Data about app and page elements
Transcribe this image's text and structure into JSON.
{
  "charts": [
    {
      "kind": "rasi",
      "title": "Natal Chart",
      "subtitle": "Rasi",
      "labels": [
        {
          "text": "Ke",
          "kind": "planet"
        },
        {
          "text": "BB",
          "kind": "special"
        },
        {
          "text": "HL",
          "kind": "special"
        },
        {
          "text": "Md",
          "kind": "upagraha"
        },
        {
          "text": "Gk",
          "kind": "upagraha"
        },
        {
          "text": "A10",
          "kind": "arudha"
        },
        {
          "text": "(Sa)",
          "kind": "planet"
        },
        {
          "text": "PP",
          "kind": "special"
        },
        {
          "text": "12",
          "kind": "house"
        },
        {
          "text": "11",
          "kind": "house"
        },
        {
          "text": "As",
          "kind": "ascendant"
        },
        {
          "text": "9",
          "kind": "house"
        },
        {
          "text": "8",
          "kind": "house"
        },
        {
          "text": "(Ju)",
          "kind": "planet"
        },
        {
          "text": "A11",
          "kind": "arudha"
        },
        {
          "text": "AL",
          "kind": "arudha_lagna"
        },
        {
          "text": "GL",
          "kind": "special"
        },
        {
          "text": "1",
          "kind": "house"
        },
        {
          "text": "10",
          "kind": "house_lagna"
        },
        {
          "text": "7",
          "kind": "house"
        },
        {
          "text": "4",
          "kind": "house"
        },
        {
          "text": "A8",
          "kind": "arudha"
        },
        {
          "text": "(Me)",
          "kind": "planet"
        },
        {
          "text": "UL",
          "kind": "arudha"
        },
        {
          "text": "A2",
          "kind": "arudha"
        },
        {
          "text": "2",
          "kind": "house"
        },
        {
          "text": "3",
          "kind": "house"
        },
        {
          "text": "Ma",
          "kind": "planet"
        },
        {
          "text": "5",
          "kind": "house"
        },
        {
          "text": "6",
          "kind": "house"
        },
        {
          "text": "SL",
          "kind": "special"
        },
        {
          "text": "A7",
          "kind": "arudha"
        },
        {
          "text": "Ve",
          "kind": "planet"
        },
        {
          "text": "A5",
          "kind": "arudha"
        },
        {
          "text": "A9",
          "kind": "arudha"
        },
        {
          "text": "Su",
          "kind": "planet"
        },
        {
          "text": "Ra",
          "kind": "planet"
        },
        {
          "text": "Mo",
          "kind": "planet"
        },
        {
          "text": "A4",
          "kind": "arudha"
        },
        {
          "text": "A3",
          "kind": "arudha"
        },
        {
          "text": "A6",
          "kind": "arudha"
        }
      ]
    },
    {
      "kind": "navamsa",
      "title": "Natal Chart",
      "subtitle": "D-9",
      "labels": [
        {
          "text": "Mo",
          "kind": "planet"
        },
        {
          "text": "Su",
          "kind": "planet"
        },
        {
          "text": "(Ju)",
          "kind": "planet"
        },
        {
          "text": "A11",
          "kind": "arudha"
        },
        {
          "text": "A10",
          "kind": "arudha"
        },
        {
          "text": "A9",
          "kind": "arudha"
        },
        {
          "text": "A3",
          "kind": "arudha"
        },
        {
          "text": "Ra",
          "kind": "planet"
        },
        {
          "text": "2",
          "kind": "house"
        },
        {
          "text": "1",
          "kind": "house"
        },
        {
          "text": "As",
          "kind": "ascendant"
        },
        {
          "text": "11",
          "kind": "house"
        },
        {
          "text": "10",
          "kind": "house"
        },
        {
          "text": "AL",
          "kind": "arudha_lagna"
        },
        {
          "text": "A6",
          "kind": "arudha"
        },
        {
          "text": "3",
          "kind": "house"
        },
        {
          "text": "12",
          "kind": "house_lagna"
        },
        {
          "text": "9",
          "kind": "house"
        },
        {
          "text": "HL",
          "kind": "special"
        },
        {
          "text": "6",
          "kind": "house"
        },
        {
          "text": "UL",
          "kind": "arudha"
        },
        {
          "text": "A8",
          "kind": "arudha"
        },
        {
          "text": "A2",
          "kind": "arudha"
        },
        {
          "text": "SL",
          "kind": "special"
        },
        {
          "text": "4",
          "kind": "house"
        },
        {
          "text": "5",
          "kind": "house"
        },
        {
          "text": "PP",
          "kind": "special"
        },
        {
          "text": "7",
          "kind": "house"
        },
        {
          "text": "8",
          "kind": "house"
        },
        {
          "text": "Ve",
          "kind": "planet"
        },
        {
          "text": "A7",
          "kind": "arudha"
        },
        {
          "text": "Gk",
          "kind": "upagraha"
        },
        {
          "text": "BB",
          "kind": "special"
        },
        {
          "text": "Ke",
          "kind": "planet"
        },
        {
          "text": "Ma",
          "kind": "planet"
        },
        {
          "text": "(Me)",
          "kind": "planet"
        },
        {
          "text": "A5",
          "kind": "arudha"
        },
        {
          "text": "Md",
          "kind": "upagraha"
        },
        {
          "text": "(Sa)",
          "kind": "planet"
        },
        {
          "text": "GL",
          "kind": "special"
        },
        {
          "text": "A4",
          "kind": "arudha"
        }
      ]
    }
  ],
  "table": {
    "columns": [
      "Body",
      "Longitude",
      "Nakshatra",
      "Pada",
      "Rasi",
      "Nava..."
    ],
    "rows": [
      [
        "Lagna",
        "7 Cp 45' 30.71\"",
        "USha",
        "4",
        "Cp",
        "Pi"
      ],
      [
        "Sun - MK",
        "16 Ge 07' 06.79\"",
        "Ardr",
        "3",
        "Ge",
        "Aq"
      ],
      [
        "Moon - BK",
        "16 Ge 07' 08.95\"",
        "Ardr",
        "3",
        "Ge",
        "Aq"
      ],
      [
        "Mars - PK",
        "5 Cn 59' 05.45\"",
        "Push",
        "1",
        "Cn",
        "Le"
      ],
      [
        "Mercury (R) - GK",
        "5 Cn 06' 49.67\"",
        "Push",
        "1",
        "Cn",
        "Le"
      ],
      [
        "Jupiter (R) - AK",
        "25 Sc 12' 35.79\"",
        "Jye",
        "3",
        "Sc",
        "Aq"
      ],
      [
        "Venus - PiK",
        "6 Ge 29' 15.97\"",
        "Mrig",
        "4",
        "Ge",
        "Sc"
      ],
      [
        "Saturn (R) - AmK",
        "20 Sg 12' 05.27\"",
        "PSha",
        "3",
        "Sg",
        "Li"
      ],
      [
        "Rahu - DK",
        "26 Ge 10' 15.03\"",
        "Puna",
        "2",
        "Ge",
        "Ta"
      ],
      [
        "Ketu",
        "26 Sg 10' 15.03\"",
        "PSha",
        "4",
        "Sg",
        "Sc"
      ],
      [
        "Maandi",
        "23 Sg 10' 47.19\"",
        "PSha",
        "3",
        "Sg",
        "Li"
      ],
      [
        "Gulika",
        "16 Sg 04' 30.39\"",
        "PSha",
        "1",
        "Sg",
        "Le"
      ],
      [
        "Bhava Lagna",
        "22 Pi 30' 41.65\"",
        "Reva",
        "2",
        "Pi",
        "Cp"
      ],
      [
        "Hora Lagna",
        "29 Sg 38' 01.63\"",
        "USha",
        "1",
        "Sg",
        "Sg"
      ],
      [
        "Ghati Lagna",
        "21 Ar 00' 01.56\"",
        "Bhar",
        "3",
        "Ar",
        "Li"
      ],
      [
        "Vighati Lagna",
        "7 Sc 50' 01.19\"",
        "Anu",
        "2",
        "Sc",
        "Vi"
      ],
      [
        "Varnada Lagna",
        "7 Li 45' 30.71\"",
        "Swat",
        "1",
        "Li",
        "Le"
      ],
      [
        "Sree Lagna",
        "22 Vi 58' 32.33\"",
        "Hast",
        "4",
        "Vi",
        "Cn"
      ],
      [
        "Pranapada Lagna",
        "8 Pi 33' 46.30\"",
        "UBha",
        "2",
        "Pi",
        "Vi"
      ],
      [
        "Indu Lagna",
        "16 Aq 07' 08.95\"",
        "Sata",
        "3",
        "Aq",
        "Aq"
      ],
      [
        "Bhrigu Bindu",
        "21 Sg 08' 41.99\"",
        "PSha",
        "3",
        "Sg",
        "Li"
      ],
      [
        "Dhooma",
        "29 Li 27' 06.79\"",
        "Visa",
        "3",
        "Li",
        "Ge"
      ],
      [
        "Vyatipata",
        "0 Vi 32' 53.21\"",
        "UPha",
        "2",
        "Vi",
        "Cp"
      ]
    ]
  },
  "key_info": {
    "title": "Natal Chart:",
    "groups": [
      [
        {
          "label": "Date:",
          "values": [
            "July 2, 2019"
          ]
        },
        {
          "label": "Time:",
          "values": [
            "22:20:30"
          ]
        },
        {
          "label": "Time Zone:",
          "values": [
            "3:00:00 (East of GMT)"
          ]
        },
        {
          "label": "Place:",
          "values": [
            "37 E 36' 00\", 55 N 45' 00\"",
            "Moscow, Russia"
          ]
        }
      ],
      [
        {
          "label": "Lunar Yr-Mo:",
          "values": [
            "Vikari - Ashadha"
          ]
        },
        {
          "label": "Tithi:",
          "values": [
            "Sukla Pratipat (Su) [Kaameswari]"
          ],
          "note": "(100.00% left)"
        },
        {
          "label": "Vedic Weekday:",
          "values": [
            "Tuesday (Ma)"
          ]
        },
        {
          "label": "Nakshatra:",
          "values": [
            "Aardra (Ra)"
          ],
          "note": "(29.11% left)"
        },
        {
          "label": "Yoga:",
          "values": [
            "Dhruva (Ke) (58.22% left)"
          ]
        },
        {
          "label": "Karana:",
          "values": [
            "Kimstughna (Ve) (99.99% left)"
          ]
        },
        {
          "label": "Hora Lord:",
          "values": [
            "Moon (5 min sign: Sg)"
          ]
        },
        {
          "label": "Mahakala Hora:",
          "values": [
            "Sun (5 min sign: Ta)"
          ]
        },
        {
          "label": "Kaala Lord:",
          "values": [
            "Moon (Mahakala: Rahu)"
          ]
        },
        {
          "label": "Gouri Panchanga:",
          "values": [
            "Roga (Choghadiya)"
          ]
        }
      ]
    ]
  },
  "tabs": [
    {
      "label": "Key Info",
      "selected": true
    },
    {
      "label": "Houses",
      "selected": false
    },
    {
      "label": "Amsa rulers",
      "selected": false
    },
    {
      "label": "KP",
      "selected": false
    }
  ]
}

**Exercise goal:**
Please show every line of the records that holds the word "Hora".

**Exercise output:**
        "Hora Lagna",
          "label": "Hora Lord:",
          "label": "Mahakala Hora:",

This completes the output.